[ABOUT THIS TASK]
Scan the listing for the word "dessus" and report every line that contains it.

[THE DATA]
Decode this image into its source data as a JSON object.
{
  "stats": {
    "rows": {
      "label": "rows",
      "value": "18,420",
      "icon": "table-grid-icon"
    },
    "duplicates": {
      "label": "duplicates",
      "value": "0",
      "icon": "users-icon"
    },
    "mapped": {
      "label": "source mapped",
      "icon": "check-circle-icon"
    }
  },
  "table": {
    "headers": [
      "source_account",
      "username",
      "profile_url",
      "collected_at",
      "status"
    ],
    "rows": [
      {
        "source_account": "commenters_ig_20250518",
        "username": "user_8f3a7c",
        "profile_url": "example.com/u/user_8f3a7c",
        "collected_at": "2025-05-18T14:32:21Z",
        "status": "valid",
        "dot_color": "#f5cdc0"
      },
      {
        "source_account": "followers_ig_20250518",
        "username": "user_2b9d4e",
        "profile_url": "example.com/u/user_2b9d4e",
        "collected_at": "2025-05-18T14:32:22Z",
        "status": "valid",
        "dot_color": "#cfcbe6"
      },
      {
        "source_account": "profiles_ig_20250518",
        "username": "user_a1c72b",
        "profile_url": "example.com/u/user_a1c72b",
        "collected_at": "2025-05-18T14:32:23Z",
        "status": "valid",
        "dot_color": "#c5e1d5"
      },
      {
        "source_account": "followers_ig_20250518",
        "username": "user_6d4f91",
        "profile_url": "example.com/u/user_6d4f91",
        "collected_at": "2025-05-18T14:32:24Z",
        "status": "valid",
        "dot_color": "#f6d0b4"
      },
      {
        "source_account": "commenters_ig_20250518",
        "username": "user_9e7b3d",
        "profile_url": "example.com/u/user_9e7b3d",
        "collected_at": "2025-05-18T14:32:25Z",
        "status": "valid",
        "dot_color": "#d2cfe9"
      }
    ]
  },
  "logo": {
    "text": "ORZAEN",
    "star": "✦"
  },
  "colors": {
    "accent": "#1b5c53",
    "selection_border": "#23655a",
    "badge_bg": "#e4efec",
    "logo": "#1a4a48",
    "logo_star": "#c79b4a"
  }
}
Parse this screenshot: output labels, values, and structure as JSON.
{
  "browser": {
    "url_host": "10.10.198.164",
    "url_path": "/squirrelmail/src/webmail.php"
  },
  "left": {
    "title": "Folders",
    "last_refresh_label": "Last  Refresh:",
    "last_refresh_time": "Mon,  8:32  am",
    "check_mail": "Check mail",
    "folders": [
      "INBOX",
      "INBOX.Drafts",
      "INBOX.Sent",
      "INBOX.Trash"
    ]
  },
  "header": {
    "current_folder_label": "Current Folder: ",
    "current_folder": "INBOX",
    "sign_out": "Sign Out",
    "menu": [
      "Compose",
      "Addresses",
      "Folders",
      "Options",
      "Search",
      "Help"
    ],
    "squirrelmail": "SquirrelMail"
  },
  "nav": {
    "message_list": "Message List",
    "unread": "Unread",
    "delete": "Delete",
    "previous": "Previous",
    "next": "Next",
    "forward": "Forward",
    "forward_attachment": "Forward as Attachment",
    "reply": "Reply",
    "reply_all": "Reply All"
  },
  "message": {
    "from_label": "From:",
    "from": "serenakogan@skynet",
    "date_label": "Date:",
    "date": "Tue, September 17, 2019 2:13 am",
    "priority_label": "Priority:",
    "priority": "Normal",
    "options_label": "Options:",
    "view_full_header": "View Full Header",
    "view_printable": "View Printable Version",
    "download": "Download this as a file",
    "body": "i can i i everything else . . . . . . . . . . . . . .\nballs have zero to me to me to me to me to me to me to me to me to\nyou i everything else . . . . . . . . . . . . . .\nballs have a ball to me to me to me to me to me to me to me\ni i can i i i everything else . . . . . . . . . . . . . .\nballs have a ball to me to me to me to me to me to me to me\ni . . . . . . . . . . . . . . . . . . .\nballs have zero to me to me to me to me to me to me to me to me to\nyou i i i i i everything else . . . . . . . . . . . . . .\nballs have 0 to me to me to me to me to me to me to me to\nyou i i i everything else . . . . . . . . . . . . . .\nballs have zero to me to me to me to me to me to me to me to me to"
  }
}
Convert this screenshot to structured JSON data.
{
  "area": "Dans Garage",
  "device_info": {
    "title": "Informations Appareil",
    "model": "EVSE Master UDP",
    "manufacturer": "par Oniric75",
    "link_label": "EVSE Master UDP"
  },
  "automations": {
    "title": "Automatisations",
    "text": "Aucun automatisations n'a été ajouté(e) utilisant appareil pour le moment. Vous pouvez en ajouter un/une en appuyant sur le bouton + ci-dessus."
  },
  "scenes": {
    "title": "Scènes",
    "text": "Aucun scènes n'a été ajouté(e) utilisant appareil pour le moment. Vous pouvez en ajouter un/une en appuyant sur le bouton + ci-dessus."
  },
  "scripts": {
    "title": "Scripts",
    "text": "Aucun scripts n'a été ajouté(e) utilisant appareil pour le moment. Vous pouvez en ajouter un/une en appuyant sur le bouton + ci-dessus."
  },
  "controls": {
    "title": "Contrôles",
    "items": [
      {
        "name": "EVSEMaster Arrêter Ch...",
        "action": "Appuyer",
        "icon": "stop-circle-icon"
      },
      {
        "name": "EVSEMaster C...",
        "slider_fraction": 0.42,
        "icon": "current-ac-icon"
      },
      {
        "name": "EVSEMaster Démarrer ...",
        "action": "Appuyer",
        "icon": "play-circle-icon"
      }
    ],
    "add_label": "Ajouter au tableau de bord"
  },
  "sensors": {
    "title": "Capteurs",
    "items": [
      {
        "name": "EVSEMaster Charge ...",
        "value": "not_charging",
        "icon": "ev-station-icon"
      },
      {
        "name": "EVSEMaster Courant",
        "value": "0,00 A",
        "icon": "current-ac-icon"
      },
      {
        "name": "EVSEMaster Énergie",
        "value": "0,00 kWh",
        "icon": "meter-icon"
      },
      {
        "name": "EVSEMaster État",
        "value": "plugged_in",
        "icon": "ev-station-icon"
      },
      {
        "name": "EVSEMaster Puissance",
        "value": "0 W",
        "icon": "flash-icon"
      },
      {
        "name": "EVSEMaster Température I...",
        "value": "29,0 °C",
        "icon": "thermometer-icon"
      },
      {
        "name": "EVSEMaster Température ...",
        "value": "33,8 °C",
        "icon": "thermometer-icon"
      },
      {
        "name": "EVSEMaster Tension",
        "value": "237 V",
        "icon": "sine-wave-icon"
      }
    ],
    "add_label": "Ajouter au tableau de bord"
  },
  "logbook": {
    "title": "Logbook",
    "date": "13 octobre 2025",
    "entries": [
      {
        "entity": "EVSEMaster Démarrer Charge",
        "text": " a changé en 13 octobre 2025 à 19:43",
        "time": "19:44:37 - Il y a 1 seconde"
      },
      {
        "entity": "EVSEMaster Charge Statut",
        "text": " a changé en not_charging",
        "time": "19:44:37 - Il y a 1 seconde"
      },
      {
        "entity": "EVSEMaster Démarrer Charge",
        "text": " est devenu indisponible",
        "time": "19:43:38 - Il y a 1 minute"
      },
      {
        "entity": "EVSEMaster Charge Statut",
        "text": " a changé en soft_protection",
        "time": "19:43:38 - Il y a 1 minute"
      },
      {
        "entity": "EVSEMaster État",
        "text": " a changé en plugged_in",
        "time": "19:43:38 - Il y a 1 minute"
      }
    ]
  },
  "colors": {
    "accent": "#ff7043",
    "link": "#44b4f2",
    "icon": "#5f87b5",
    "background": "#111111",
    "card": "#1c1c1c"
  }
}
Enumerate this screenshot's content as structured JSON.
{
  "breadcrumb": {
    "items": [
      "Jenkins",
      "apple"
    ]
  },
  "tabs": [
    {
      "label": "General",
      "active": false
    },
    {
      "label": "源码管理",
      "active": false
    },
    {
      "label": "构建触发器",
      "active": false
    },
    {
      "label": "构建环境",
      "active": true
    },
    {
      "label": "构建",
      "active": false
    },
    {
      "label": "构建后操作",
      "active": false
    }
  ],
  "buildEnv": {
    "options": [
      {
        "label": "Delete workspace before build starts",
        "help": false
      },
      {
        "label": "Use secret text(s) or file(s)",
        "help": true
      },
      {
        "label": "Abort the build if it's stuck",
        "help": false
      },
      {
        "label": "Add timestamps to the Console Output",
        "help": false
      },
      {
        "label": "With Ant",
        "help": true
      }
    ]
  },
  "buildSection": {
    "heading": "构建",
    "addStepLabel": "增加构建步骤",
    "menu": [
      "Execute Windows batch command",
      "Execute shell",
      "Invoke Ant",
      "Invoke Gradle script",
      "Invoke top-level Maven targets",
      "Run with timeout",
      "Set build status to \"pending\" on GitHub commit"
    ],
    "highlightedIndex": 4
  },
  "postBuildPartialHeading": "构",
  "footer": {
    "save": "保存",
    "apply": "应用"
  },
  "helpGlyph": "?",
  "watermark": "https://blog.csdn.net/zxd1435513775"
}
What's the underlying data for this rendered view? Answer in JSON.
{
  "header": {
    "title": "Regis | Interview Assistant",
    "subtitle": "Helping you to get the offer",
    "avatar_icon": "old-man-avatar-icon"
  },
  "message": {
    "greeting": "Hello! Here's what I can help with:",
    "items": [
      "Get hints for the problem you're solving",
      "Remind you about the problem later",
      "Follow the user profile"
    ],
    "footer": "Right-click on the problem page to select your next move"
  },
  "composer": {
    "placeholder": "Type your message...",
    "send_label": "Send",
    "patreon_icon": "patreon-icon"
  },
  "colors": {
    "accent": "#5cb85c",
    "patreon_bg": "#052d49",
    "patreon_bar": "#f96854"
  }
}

[TASK RESULT]
    "text": "Aucun automatisations n'a été ajouté(e) utilisant appareil pour le moment. Vous pouvez en ajouter un/une en appuyant sur le bouton + ci-dessus."
    "text": "Aucun scènes n'a été ajouté(e) utilisant appareil pour le moment. Vous pouvez en ajouter un/une en appuyant sur le bouton + ci-dessus."
    "text": "Aucun scripts n'a été ajouté(e) utilisant appareil pour le moment. Vous pouvez en ajouter un/une en appuyant sur le bouton + ci-dessus."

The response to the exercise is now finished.